On the way down, we met some folks who were walking with their dog. It was pretty apparent that this was a daily activity of hiking up Dinas Brin everyday. It’s very impressive how easily they did it.
I hope that we’ll make it back to Llangollen one of these days. It seemed like a lovely town and I’d love to attend the Llangollen International Musical Eisteddfod.

Symphony of Chicago

In an earlier post, I mentioned that I recently discovered the delights of Roman Mars’ radio program 99% Invisible. For those who haven’t had a chance to check it out, it’s a program about design, architecture; basically, it’s about the small or large details that people thought about putting together that one normally misses. For instance, Ladislav Sutnar is the man who put parentheses in telephone area codes when they were introduced.

Anyway, as I make my way through the podcasts, there was one that struck my fancy. It’s about  Arseny Avraamov, a Soviet composer who believed that the city was a symphony. In 1923, he conducted from a Moscow roof with flags. There were factory sirens, cannons, and marches; the noises he knew from the city. He called the piece “Symphony of the Sirens.” However, there was a military parade so most people didn’t even know it was going on. He considered it the music of the future.

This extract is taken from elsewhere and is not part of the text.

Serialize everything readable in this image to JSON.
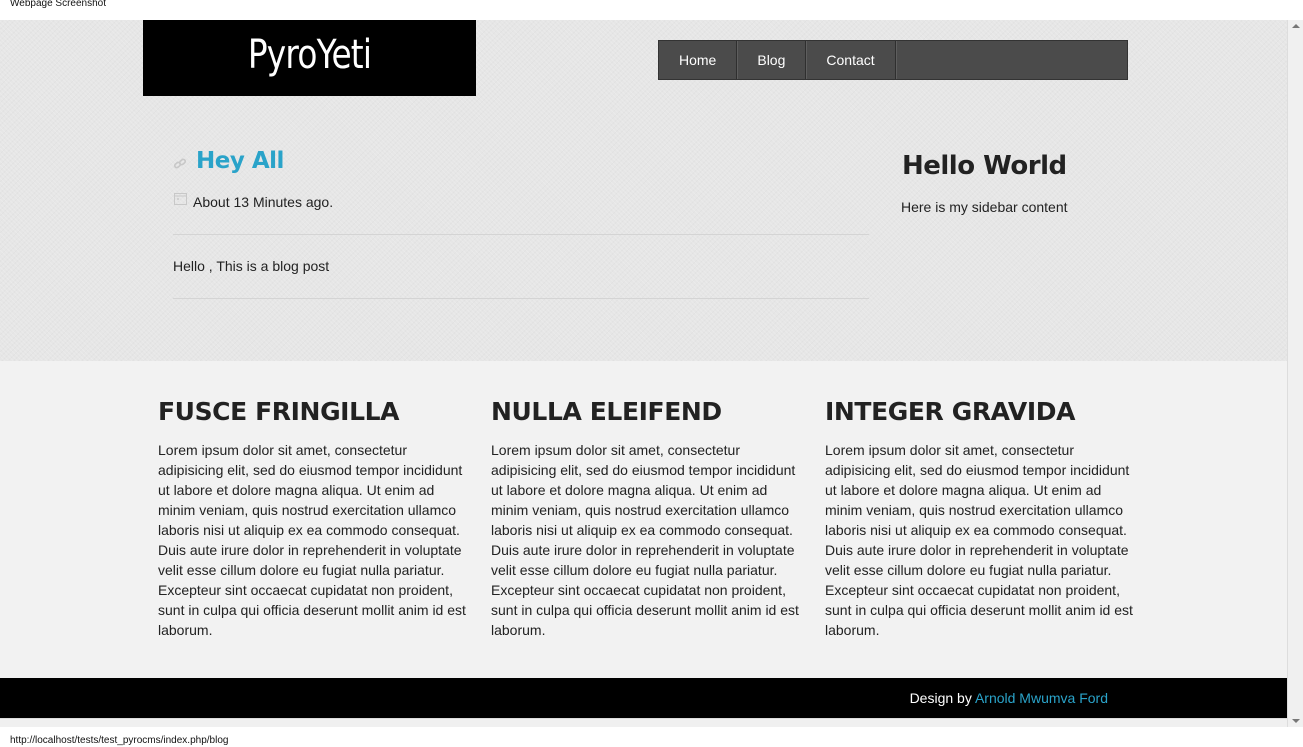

This 30 minute clip claims to be a version of the work. It is just sounds of the city. I think it is beautiful and inspiring. I love cities and I especially love Chicago.

What got me thinking was that he believed that every city had its own symphony. Which made me wonder, what would the symphony of Chicago sound like?

Well, first and foremost, there would the sounds of the L: the recorded voice of the L train announcing the stops and the rumble of the El tracks over ground. There’d be the sound of construction and ambulance sirens. There’d be the sounds of protests and ethnic parades like the Pakistani and Irish parades. The chatter and slap of feet in Michigan Avenue and State Street would have to be included. Then I’d include the sounds of many religious services in different languages from Ukrainian Village, Pilsen and more. There’d be the tolling of bells in the churches in Ukrainian Village and the sound of bagpipes. There would be the noise of airplanes landing and taking off and maybe the announcements from Metra trains. The cheers and booes of both stadiums would be natural. And some organ music and strains of the blues.

On a somber note, there would have to be gun fire since that is a part of the experience of many Chicagoans.  On a happier note, there’d be the calls of the tamale man, the twinkle of those paleta carts and the Ice Cream Truck jingles. There would be voices of local anchor-people talking about the latest scandals. And there would definitely be people cursing out: Ventra, the parking meters, and the cold. The sound of an open fire hydrant and of course, the howling of the wind in the winter. I’d include the fireworks at Navy Pier and the far away strains of the symphony over the hot summer wind.

And there would have to be someone who pronounces the s in Illinois.

What sounds am I missing from this grand city of ours?